How many lines in the records below hold the word "lagi"? Answer with the number alone.

*** EXTRACTED DATA ***

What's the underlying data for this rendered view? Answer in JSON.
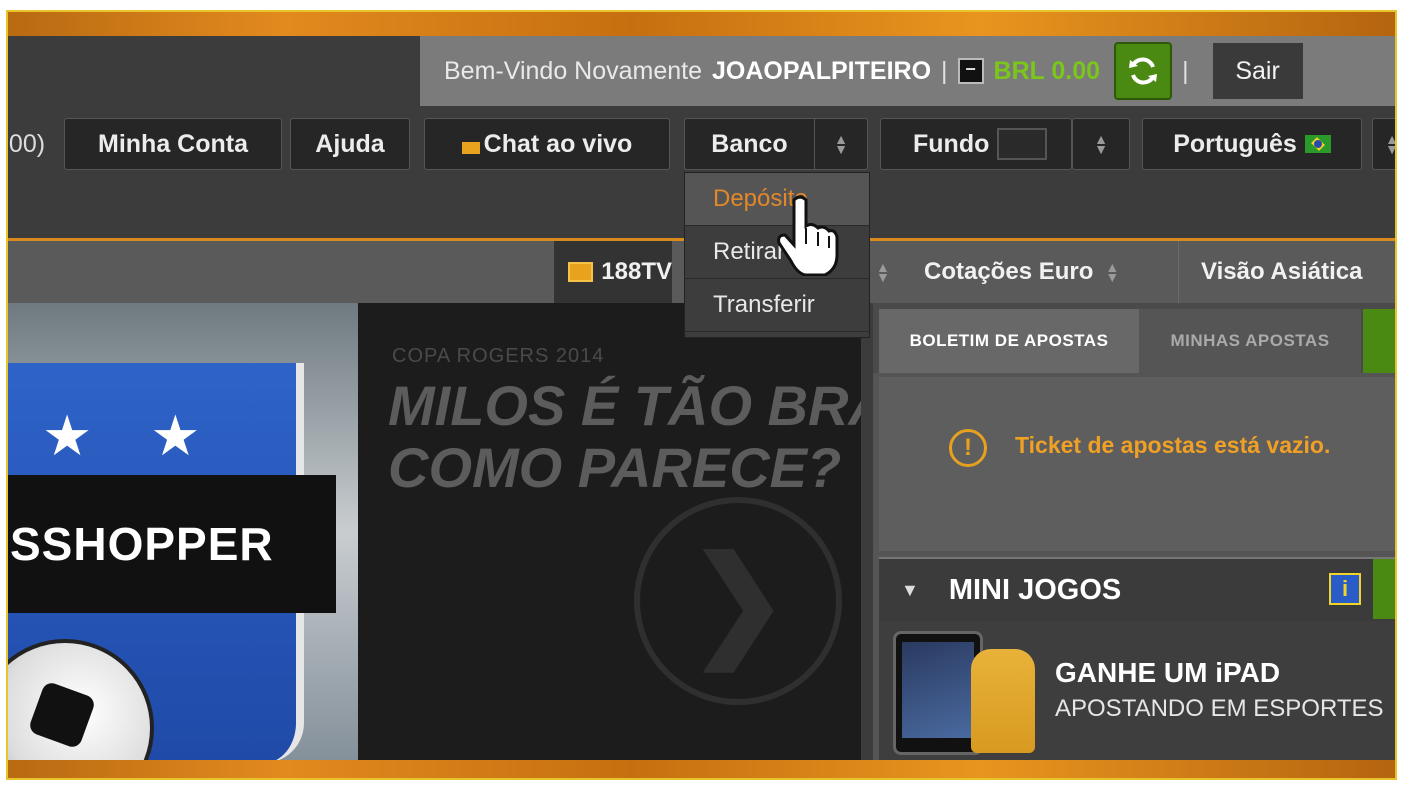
{
  "header": {
    "greeting": "Bem-Vindo Novamente",
    "username": "JOAOPALPITEIRO",
    "separator": "|",
    "minus_glyph": "−",
    "balance": "BRL 0.00",
    "logout_label": "Sair"
  },
  "nav": {
    "partial_left": "00)",
    "my_account": "Minha Conta",
    "help": "Ajuda",
    "live_chat": "Chat ao vivo",
    "bank": "Banco",
    "background": "Fundo",
    "language": "Português"
  },
  "bank_menu": {
    "items": [
      "Depósito",
      "Retirar",
      "Transferir"
    ],
    "active_index": 0
  },
  "subnav": {
    "tv": "188TV",
    "odds": "Cotações Euro",
    "view": "Visão Asiática"
  },
  "banner_left": {
    "text": "SSHOPPER"
  },
  "banner_mid": {
    "kicker": "COPA ROGERS 2014",
    "headline_line1": "MILOS É TÃO BRA",
    "headline_line2": "COMO PARECE?",
    "arrow_glyph": "❯"
  },
  "betslip": {
    "tab_active": "BOLETIM DE APOSTAS",
    "tab_inactive": "MINHAS APOSTAS",
    "warning_glyph": "!",
    "empty_message": "Ticket de apostas está vazio."
  },
  "mini_games": {
    "title": "MINI JOGOS",
    "info_glyph": "i",
    "promo_title": "GANHE UM iPAD",
    "promo_subtitle": "APOSTANDO EM ESPORTES"
  },
  "colors": {
    "accent_orange": "#d98a1d",
    "balance_green": "#7bc61a",
    "refresh_green": "#4a8a12",
    "warning_orange": "#f0a024"
  },
  "icons": [
    "refresh-icon",
    "chat-icon",
    "spinner-icon",
    "flag-brazil-icon",
    "tv-icon",
    "warning-icon",
    "info-icon",
    "hand-cursor-icon"
  ]
}
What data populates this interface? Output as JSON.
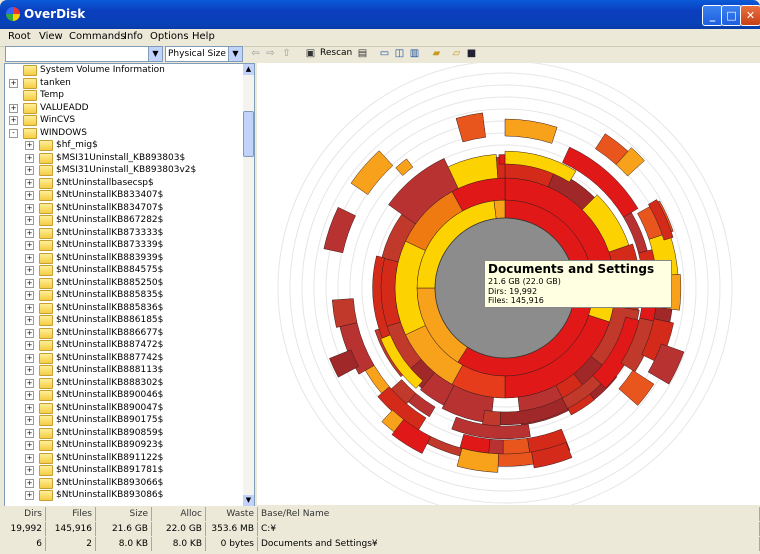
{
  "window": {
    "title": "OverDisk"
  },
  "menu": [
    "Root",
    "View",
    "Commands",
    "Info",
    "Options",
    "Help"
  ],
  "toolbar": {
    "path_value": "",
    "size_mode": "Physical Size",
    "rescan_label": "Rescan"
  },
  "tree": [
    {
      "label": "System Volume Information",
      "depth": 0,
      "expander": "none"
    },
    {
      "label": "tanken",
      "depth": 0,
      "expander": "+"
    },
    {
      "label": "Temp",
      "depth": 0,
      "expander": "none"
    },
    {
      "label": "VALUEADD",
      "depth": 0,
      "expander": "+"
    },
    {
      "label": "WinCVS",
      "depth": 0,
      "expander": "+"
    },
    {
      "label": "WINDOWS",
      "depth": 0,
      "expander": "-"
    },
    {
      "label": "$hf_mig$",
      "depth": 1,
      "expander": "+"
    },
    {
      "label": "$MSI31Uninstall_KB893803$",
      "depth": 1,
      "expander": "+"
    },
    {
      "label": "$MSI31Uninstall_KB893803v2$",
      "depth": 1,
      "expander": "+"
    },
    {
      "label": "$NtUninstallbasecsp$",
      "depth": 1,
      "expander": "+"
    },
    {
      "label": "$NtUninstallKB833407$",
      "depth": 1,
      "expander": "+"
    },
    {
      "label": "$NtUninstallKB834707$",
      "depth": 1,
      "expander": "+"
    },
    {
      "label": "$NtUninstallKB867282$",
      "depth": 1,
      "expander": "+"
    },
    {
      "label": "$NtUninstallKB873333$",
      "depth": 1,
      "expander": "+"
    },
    {
      "label": "$NtUninstallKB873339$",
      "depth": 1,
      "expander": "+"
    },
    {
      "label": "$NtUninstallKB883939$",
      "depth": 1,
      "expander": "+"
    },
    {
      "label": "$NtUninstallKB884575$",
      "depth": 1,
      "expander": "+"
    },
    {
      "label": "$NtUninstallKB885250$",
      "depth": 1,
      "expander": "+"
    },
    {
      "label": "$NtUninstallKB885835$",
      "depth": 1,
      "expander": "+"
    },
    {
      "label": "$NtUninstallKB885836$",
      "depth": 1,
      "expander": "+"
    },
    {
      "label": "$NtUninstallKB886185$",
      "depth": 1,
      "expander": "+"
    },
    {
      "label": "$NtUninstallKB886677$",
      "depth": 1,
      "expander": "+"
    },
    {
      "label": "$NtUninstallKB887472$",
      "depth": 1,
      "expander": "+"
    },
    {
      "label": "$NtUninstallKB887742$",
      "depth": 1,
      "expander": "+"
    },
    {
      "label": "$NtUninstallKB888113$",
      "depth": 1,
      "expander": "+"
    },
    {
      "label": "$NtUninstallKB888302$",
      "depth": 1,
      "expander": "+"
    },
    {
      "label": "$NtUninstallKB890046$",
      "depth": 1,
      "expander": "+"
    },
    {
      "label": "$NtUninstallKB890047$",
      "depth": 1,
      "expander": "+"
    },
    {
      "label": "$NtUninstallKB890175$",
      "depth": 1,
      "expander": "+"
    },
    {
      "label": "$NtUninstallKB890859$",
      "depth": 1,
      "expander": "+"
    },
    {
      "label": "$NtUninstallKB890923$",
      "depth": 1,
      "expander": "+"
    },
    {
      "label": "$NtUninstallKB891122$",
      "depth": 1,
      "expander": "+"
    },
    {
      "label": "$NtUninstallKB891781$",
      "depth": 1,
      "expander": "+"
    },
    {
      "label": "$NtUninstallKB893066$",
      "depth": 1,
      "expander": "+"
    },
    {
      "label": "$NtUninstallKB893086$",
      "depth": 1,
      "expander": "+"
    }
  ],
  "tooltip": {
    "title": "Documents and Settings",
    "size": "21.6 GB (22.0 GB)",
    "dirs": "Dirs: 19,992",
    "files": "Files: 145,916"
  },
  "status": {
    "headers": [
      "Dirs",
      "Files",
      "Size",
      "Alloc",
      "Waste",
      "Base/Rel Name"
    ],
    "rows": [
      [
        "19,992",
        "145,916",
        "21.6 GB",
        "22.0 GB",
        "353.6 MB",
        "C:¥"
      ],
      [
        "6",
        "2",
        "8.0 KB",
        "8.0 KB",
        "0 bytes",
        "Documents and Settings¥"
      ]
    ]
  },
  "colors": {
    "center": "#8c8c8c",
    "ring_red": "#e01818",
    "ring_orange": "#f7a21a",
    "ring_yellow": "#fcd200",
    "dark_red": "#b83232"
  }
}
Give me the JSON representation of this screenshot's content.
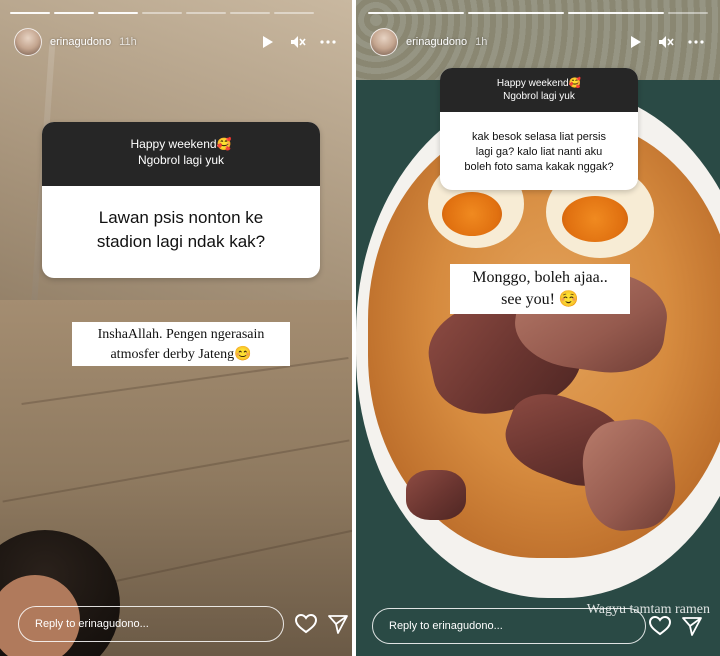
{
  "left_story": {
    "username": "erinagudono",
    "time": "11h",
    "question_header_line1": "Happy weekend🥰",
    "question_header_line2": "Ngobrol lagi yuk",
    "question_text_line1": "Lawan psis nonton ke",
    "question_text_line2": "stadion lagi ndak kak?",
    "answer_line1": "InshaAllah. Pengen ngerasain",
    "answer_line2": "atmosfer derby Jateng😊",
    "reply_placeholder": "Reply to erinagudono..."
  },
  "right_story": {
    "username": "erinagudono",
    "time": "1h",
    "question_header_line1": "Happy weekend🥰",
    "question_header_line2": "Ngobrol lagi yuk",
    "question_text_line1": "kak besok selasa liat persis",
    "question_text_line2": "lagi ga? kalo liat nanti aku",
    "question_text_line3": "boleh foto sama kakak nggak?",
    "answer_line1": "Monggo, boleh ajaa..",
    "answer_line2": "see you! ☺️",
    "reply_placeholder": "Reply to erinagudono...",
    "watermark": "Wagyu tamtam ramen"
  },
  "icons": {
    "play": "play-icon",
    "mute": "mute-icon",
    "more": "more-icon",
    "heart": "heart-icon",
    "send": "send-icon"
  },
  "colors": {
    "question_header_bg": "#262626",
    "card_bg": "#ffffff"
  }
}
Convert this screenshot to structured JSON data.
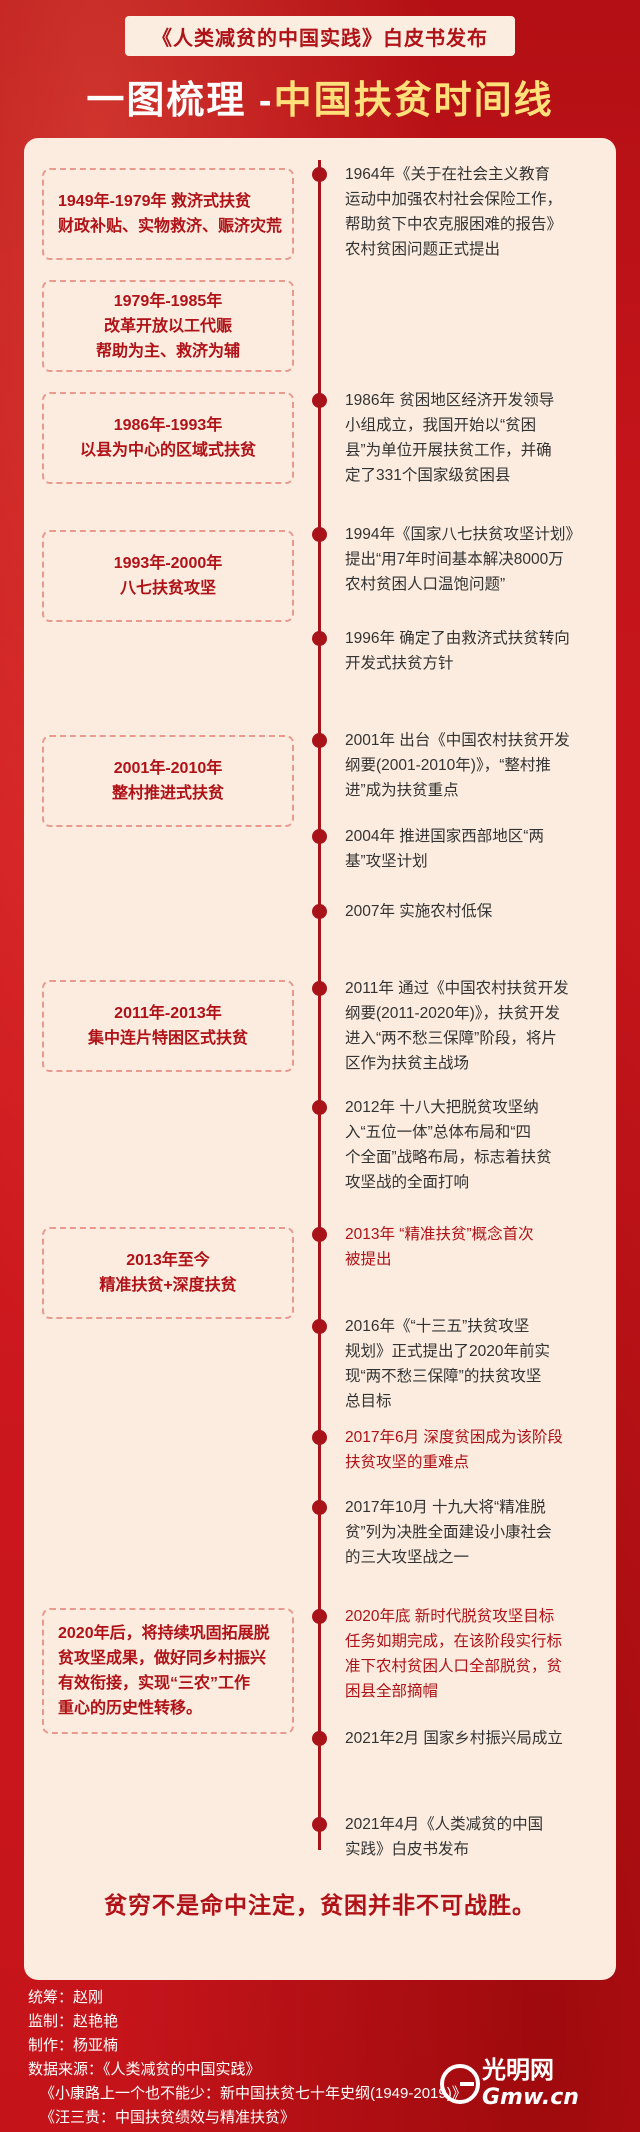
{
  "header": {
    "banner": "《人类减贫的中国实践》白皮书发布",
    "title_part1": "一图梳理 - ",
    "title_part2": "中国扶贫时间线"
  },
  "eras": [
    {
      "lines": [
        "1949年-1979年 救济式扶贫",
        "财政补贴、实物救济、赈济灾荒"
      ]
    },
    {
      "lines": [
        "1979年-1985年",
        "改革开放以工代赈",
        "帮助为主、救济为辅"
      ]
    },
    {
      "lines": [
        "1986年-1993年",
        "以县为中心的区域式扶贫"
      ]
    },
    {
      "lines": [
        "1993年-2000年",
        "八七扶贫攻坚"
      ]
    },
    {
      "lines": [
        "2001年-2010年",
        "整村推进式扶贫"
      ]
    },
    {
      "lines": [
        "2011年-2013年",
        "集中连片特困区式扶贫"
      ]
    },
    {
      "lines": [
        "2013年至今",
        "精准扶贫+深度扶贫"
      ]
    },
    {
      "lines": [
        "2020年后，将持续巩固拓展脱",
        "贫攻坚成果，做好同乡村振兴",
        "有效衔接，实现“三农”工作",
        "重心的历史性转移。"
      ]
    }
  ],
  "events": [
    {
      "lines": [
        "1964年《关于在社会主义教育",
        "运动中加强农村社会保险工作，",
        "帮助贫下中农克服困难的报告》",
        "农村贫困问题正式提出"
      ]
    },
    {
      "lines": [
        "1986年 贫困地区经济开发领导",
        "小组成立，我国开始以“贫困",
        "县”为单位开展扶贫工作，并确",
        "定了331个国家级贫困县"
      ]
    },
    {
      "lines": [
        "1994年《国家八七扶贫攻坚计划》",
        "提出“用7年时间基本解决8000万",
        "农村贫困人口温饱问题”"
      ]
    },
    {
      "lines": [
        "1996年 确定了由救济式扶贫转向",
        "开发式扶贫方针"
      ]
    },
    {
      "lines": [
        "2001年 出台《中国农村扶贫开发",
        "纲要(2001-2010年)》，“整村推",
        "进”成为扶贫重点"
      ]
    },
    {
      "lines": [
        "2004年 推进国家西部地区“两",
        "基”攻坚计划"
      ]
    },
    {
      "lines": [
        "2007年 实施农村低保"
      ]
    },
    {
      "lines": [
        "2011年 通过《中国农村扶贫开发",
        "纲要(2011-2020年)》，扶贫开发",
        "进入“两不愁三保障”阶段，将片",
        "区作为扶贫主战场"
      ]
    },
    {
      "lines": [
        "2012年 十八大把脱贫攻坚纳",
        "入“五位一体”总体布局和“四",
        "个全面”战略布局，标志着扶贫",
        "攻坚战的全面打响"
      ]
    },
    {
      "lines": [
        "2013年 “精准扶贫”概念首次",
        "被提出"
      ]
    },
    {
      "lines": [
        "2016年《“十三五”扶贫攻坚",
        "规划》正式提出了2020年前实",
        "现“两不愁三保障”的扶贫攻坚",
        "总目标"
      ]
    },
    {
      "lines": [
        "2017年6月 深度贫困成为该阶段",
        "扶贫攻坚的重难点"
      ]
    },
    {
      "lines": [
        "2017年10月 十九大将“精准脱",
        "贫”列为决胜全面建设小康社会",
        "的三大攻坚战之一"
      ]
    },
    {
      "lines": [
        "2020年底 新时代脱贫攻坚目标",
        "任务如期完成，在该阶段实行标",
        "准下农村贫困人口全部脱贫，贫",
        "困县全部摘帽"
      ]
    },
    {
      "lines": [
        "2021年2月 国家乡村振兴局成立"
      ]
    },
    {
      "lines": [
        "2021年4月《人类减贫的中国",
        "实践》白皮书发布"
      ]
    }
  ],
  "slogan": "贫穷不是命中注定，贫困并非不可战胜。",
  "credits": {
    "planner": "统筹：赵刚",
    "supervisor": "监制：赵艳艳",
    "producer": "制作：杨亚楠",
    "source_label": "数据来源：《人类减贫的中国实践》",
    "source2": "《小康路上一个也不能少：新中国扶贫七十年史纲(1949-2019)》",
    "source3": "《汪三贵：中国扶贫绩效与精准扶贫》"
  },
  "logo": {
    "text": "光明网",
    "domain": "Gmw.cn"
  },
  "colors": {
    "background": "#c8141a",
    "panel": "#fbecdf",
    "accent": "#b01217",
    "title_highlight": "#ffe07a"
  }
}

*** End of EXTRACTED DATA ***

RESULT
4